Charney, a Nashville native who plays jazz guitar, felt their pain. Wanting to create a loose, casual environment in which Nashville jazzers would feel welcome, he modeled Rudy’s after Smalls, the lively basement hangout in Manhattan’s West Village where Charney spent a good portion of his post-college days before moving back to his hometown.

The club, which seats 85 people, is still distinctly Nashville-flavored. It’s named after Rudy Wooten, a saxophonist who died in 2010 and with whom Charney played regularly. Rudy’s brothers are bassist Victor, guitarist Regi, keyboardist Joseph, and drummer Roy (a.k.a. “Future Man”); all are fixtures in Nashville’s music scene. Regi, a mentor to Charney, plays every Wednesday at Rudy’s. Other local acts have included guitarist Robben Ford, vocalist Laura Mayo, saxophonist and Dave Matthews Band member Jeff Coffin, and drummer and Count Basie Orchestra alum Duffy Jackson.

While Braden is the club’s head chef, serving Creole dishes that nod to his New Orleans heritage, Charney does the booking. Though his affinities lie with straight-ahead jazz, he seeks to feature funk, manouche, and salsa as well. On Sunday nights, Rudy’s also hosts a jam session, attracting students from local universities as well as the Jazz Workshop, a local nonprofit educational institution.

Bobby Watson and Curtis Lundy perform at Rudy’s Jazz Room
Bobby Watson and Curtis Lundy perform at Rudy’s Jazz Room (Courtesy of Adam Charney)

Nashville’s jazz musicians appreciate that they now have a place for working out ideas on stage without leaving the city. “Rudy’s plays a pivotal role in enriching the presentation of Nashville’s talent in jazz, blues and contemporary music in a way that has been truly inspiring and uplifting,” said local tenor saxophonist Rahsaan Barber.

The club has even influenced at least one jazz musician to settle in Nashville. French guitarist and producer Jérôme Degey played at Rudy’s not long ago and was so invigorated that he decided to stay put. “I felt instantly that everything was ‘right’ in the setting, the decoration, the mood,” Degey, previously a Palm Beach resident, told JazzTimes in an enthusiastic email. “In my experience it’s the club, the ‘outlet’ that actually creates the community. Musicians need a place to meet, exchange, and play.”

Before opening the club, Charney thought he was aware of most of the jazz musicians in town.
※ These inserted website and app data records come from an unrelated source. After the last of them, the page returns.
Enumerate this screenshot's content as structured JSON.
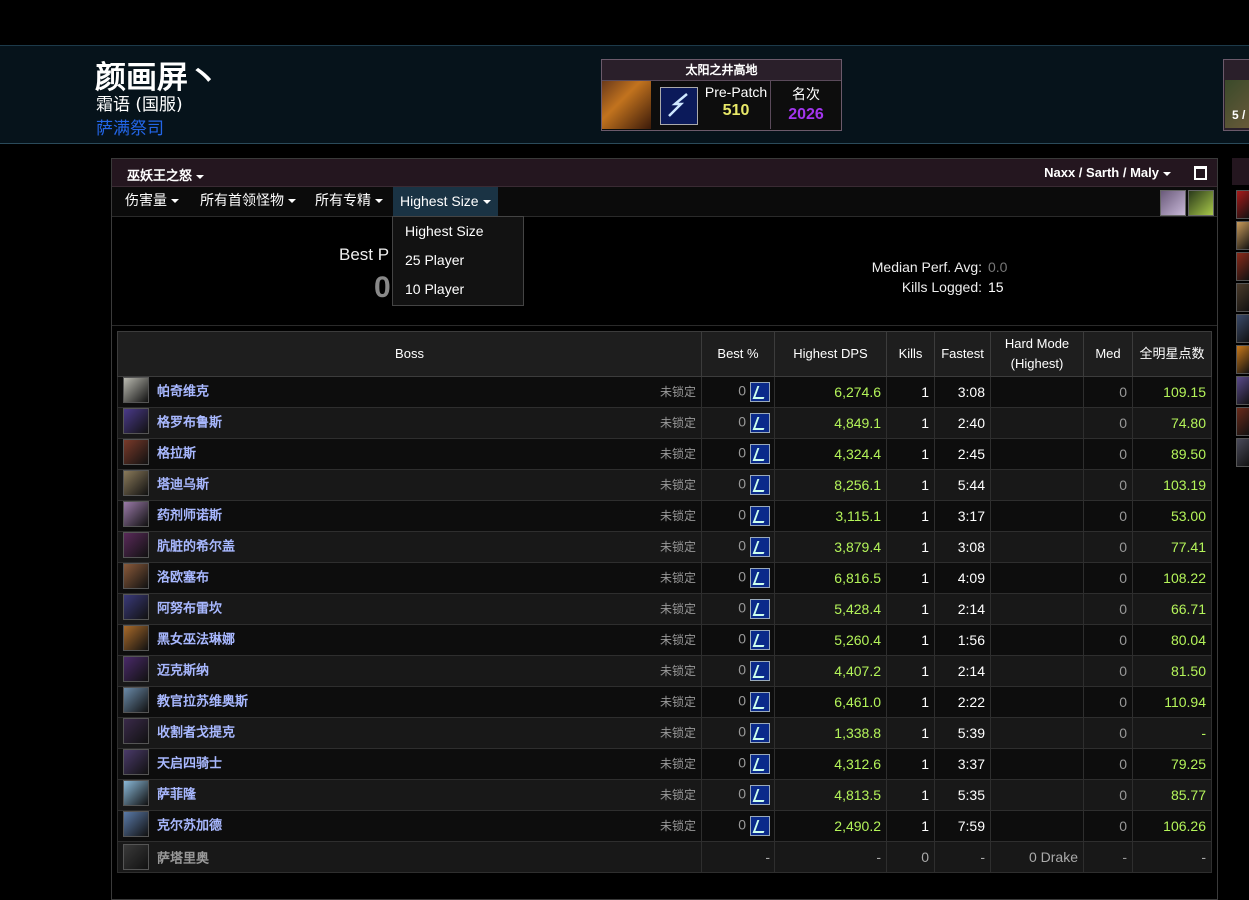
{
  "character": {
    "name": "颜画屏丶",
    "server": "霜语 (国服)",
    "class": "萨满祭司",
    "class_color": "#2366e8"
  },
  "zone_box": {
    "title": "太阳之井高地",
    "phase_label": "Pre-Patch",
    "phase_value": "510",
    "rank_label": "名次",
    "rank_value": "2026"
  },
  "zone_box2": {
    "text": "5 /"
  },
  "panel": {
    "zone_name": "巫妖王之怒",
    "partition": "Naxx / Sarth / Maly"
  },
  "filters": {
    "metric": "伤害量",
    "bosses": "所有首领怪物",
    "specs": "所有专精",
    "size": "Highest Size"
  },
  "dropdown": {
    "options": [
      "Highest Size",
      "25 Player",
      "10 Player"
    ]
  },
  "summary": {
    "best_perf_label": "Best P",
    "best_perf_value": "0",
    "median_label": "Median Perf. Avg:",
    "median_value": "0.0",
    "kills_label": "Kills Logged:",
    "kills_value": "15"
  },
  "table": {
    "headers": {
      "boss": "Boss",
      "best": "Best %",
      "dps": "Highest DPS",
      "kills": "Kills",
      "fastest": "Fastest",
      "hardmode_1": "Hard Mode",
      "hardmode_2": "(Highest)",
      "med": "Med",
      "stars": "全明星点数"
    },
    "locked_label": "未锁定",
    "rows": [
      {
        "name": "帕奇维克",
        "best": "0",
        "dps": "6,274.6",
        "kills": "1",
        "fastest": "3:08",
        "hm": "",
        "med": "0",
        "stars": "109.15",
        "color": "#b9b9b0"
      },
      {
        "name": "格罗布鲁斯",
        "best": "0",
        "dps": "4,849.1",
        "kills": "1",
        "fastest": "2:40",
        "hm": "",
        "med": "0",
        "stars": "74.80",
        "color": "#4a3a8a"
      },
      {
        "name": "格拉斯",
        "best": "0",
        "dps": "4,324.4",
        "kills": "1",
        "fastest": "2:45",
        "hm": "",
        "med": "0",
        "stars": "89.50",
        "color": "#7a3a2a"
      },
      {
        "name": "塔迪乌斯",
        "best": "0",
        "dps": "8,256.1",
        "kills": "1",
        "fastest": "5:44",
        "hm": "",
        "med": "0",
        "stars": "103.19",
        "color": "#8a7a5a"
      },
      {
        "name": "药剂师诺斯",
        "best": "0",
        "dps": "3,115.1",
        "kills": "1",
        "fastest": "3:17",
        "hm": "",
        "med": "0",
        "stars": "53.00",
        "color": "#9a7aa8"
      },
      {
        "name": "肮脏的希尔盖",
        "best": "0",
        "dps": "3,879.4",
        "kills": "1",
        "fastest": "3:08",
        "hm": "",
        "med": "0",
        "stars": "77.41",
        "color": "#5a2a5a"
      },
      {
        "name": "洛欧塞布",
        "best": "0",
        "dps": "6,816.5",
        "kills": "1",
        "fastest": "4:09",
        "hm": "",
        "med": "0",
        "stars": "108.22",
        "color": "#8a5a3a"
      },
      {
        "name": "阿努布雷坎",
        "best": "0",
        "dps": "5,428.4",
        "kills": "1",
        "fastest": "2:14",
        "hm": "",
        "med": "0",
        "stars": "66.71",
        "color": "#3a3a7a"
      },
      {
        "name": "黑女巫法琳娜",
        "best": "0",
        "dps": "5,260.4",
        "kills": "1",
        "fastest": "1:56",
        "hm": "",
        "med": "0",
        "stars": "80.04",
        "color": "#a86a2a"
      },
      {
        "name": "迈克斯纳",
        "best": "0",
        "dps": "4,407.2",
        "kills": "1",
        "fastest": "2:14",
        "hm": "",
        "med": "0",
        "stars": "81.50",
        "color": "#4a2a6a"
      },
      {
        "name": "教官拉苏维奥斯",
        "best": "0",
        "dps": "6,461.0",
        "kills": "1",
        "fastest": "2:22",
        "hm": "",
        "med": "0",
        "stars": "110.94",
        "color": "#6a8aa8"
      },
      {
        "name": "收割者戈提克",
        "best": "0",
        "dps": "1,338.8",
        "kills": "1",
        "fastest": "5:39",
        "hm": "",
        "med": "0",
        "stars": "-",
        "color": "#3a2a4a"
      },
      {
        "name": "天启四骑士",
        "best": "0",
        "dps": "4,312.6",
        "kills": "1",
        "fastest": "3:37",
        "hm": "",
        "med": "0",
        "stars": "79.25",
        "color": "#4a3a6a"
      },
      {
        "name": "萨菲隆",
        "best": "0",
        "dps": "4,813.5",
        "kills": "1",
        "fastest": "5:35",
        "hm": "",
        "med": "0",
        "stars": "85.77",
        "color": "#8ab8d8"
      },
      {
        "name": "克尔苏加德",
        "best": "0",
        "dps": "2,490.2",
        "kills": "1",
        "fastest": "7:59",
        "hm": "",
        "med": "0",
        "stars": "106.26",
        "color": "#5a7aa8"
      },
      {
        "name": "萨塔里奥",
        "best": "-",
        "dps": "-",
        "kills": "0",
        "fastest": "-",
        "hm": "0 Drake",
        "med": "-",
        "stars": "-",
        "color": "#3a3a3a",
        "dim": true
      }
    ]
  }
}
But over the past three years, he’s been astounded by the number of performers who have come to play at Rudy’s.

“I didn’t even know half of them,” he said. “It just brought everybody out of the woodwork.” 

Rudy’s FACTS

  • Rudy’s Jazz Room is located at 809 Gleaves St., Nashville, TN 37203; phone (615) 988-2458
  • Open all week and featuring mostly local acts, including Regi Wooten and Friends
  • The room, which seats 85, is modeled after Smalls Jazz Club in Manhattan’s West Village
  • Go to for the schedule

Matthew Kassel

Matthew Kassel is a freelance writer whose work has been published by The New York Times, The Wall Street Journal, Slate, and The Columbia Journalism Review, among other publications.